Page and application data records:
□ □ □ □
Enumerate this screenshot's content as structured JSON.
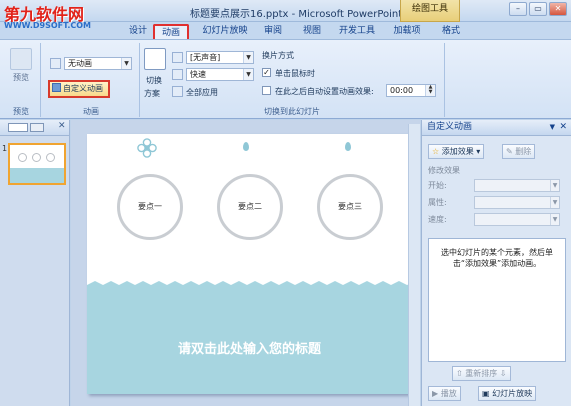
{
  "watermark": {
    "logo": "第九软件网",
    "url": "WWW.D9SOFT.COM"
  },
  "window": {
    "title": "标题要点展示16.pptx - Microsoft PowerPoint",
    "context_tab": "绘图工具",
    "minimize": "–",
    "restore": "▭",
    "close": "✕"
  },
  "tabs": [
    {
      "label": "设计"
    },
    {
      "label": "动画"
    },
    {
      "label": "幻灯片放映"
    },
    {
      "label": "审阅"
    },
    {
      "label": "视图"
    },
    {
      "label": "开发工具"
    },
    {
      "label": "加载项"
    },
    {
      "label": "格式"
    }
  ],
  "ribbon": {
    "preview_label": "预览",
    "preview_group": "预览",
    "animation_combo": "无动画",
    "custom_animation": "自定义动画",
    "animation_group": "动画",
    "switch_label_1": "切换",
    "switch_label_2": "方案",
    "sound_combo": "[无声音]",
    "speed_combo": "快速",
    "apply_all": "全部应用",
    "switch_mode": "换片方式",
    "on_click": "单击鼠标时",
    "auto_after": "在此之后自动设置动画效果:",
    "time_value": "00:00",
    "transition_group": "切换到此幻灯片"
  },
  "slide": {
    "points": [
      "要点一",
      "要点二",
      "要点三"
    ],
    "title_placeholder": "请双击此处输入您的标题"
  },
  "task_pane": {
    "title": "自定义动画",
    "add_effect": "添加效果",
    "remove": "删除",
    "modify_label": "修改效果",
    "start_label": "开始:",
    "property_label": "属性:",
    "speed_label": "速度:",
    "hint": "选中幻灯片的某个元素，然后单击“添加效果”添加动画。",
    "reorder": "重新排序",
    "play": "播放",
    "slideshow": "幻灯片放映"
  },
  "colors": {
    "accent_red": "#d83a2c",
    "sea": "#a7d5e0",
    "ribbon": "#dbe6f4"
  }
}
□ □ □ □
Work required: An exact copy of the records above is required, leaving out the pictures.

Task output:
Enumerate this screenshot's content as structured JSON.
{
  "watermark": {
    "logo": "第九软件网",
    "url": "WWW.D9SOFT.COM"
  },
  "window": {
    "title": "标题要点展示16.pptx - Microsoft PowerPoint",
    "context_tab": "绘图工具",
    "minimize": "–",
    "restore": "▭",
    "close": "✕"
  },
  "tabs": [
    {
      "label": "设计"
    },
    {
      "label": "动画"
    },
    {
      "label": "幻灯片放映"
    },
    {
      "label": "审阅"
    },
    {
      "label": "视图"
    },
    {
      "label": "开发工具"
    },
    {
      "label": "加载项"
    },
    {
      "label": "格式"
    }
  ],
  "ribbon": {
    "preview_label": "预览",
    "preview_group": "预览",
    "animation_combo": "无动画",
    "custom_animation": "自定义动画",
    "animation_group": "动画",
    "switch_label_1": "切换",
    "switch_label_2": "方案",
    "sound_combo": "[无声音]",
    "speed_combo": "快速",
    "apply_all": "全部应用",
    "switch_mode": "换片方式",
    "on_click": "单击鼠标时",
    "auto_after": "在此之后自动设置动画效果:",
    "time_value": "00:00",
    "transition_group": "切换到此幻灯片"
  },
  "slide": {
    "points": [
      "要点一",
      "要点二",
      "要点三"
    ],
    "title_placeholder": "请双击此处输入您的标题"
  },
  "task_pane": {
    "title": "自定义动画",
    "add_effect": "添加效果",
    "remove": "删除",
    "modify_label": "修改效果",
    "start_label": "开始:",
    "property_label": "属性:",
    "speed_label": "速度:",
    "hint": "选中幻灯片的某个元素，然后单击“添加效果”添加动画。",
    "reorder": "重新排序",
    "play": "播放",
    "slideshow": "幻灯片放映"
  },
  "colors": {
    "accent_red": "#d83a2c",
    "sea": "#a7d5e0",
    "ribbon": "#dbe6f4"
  }
}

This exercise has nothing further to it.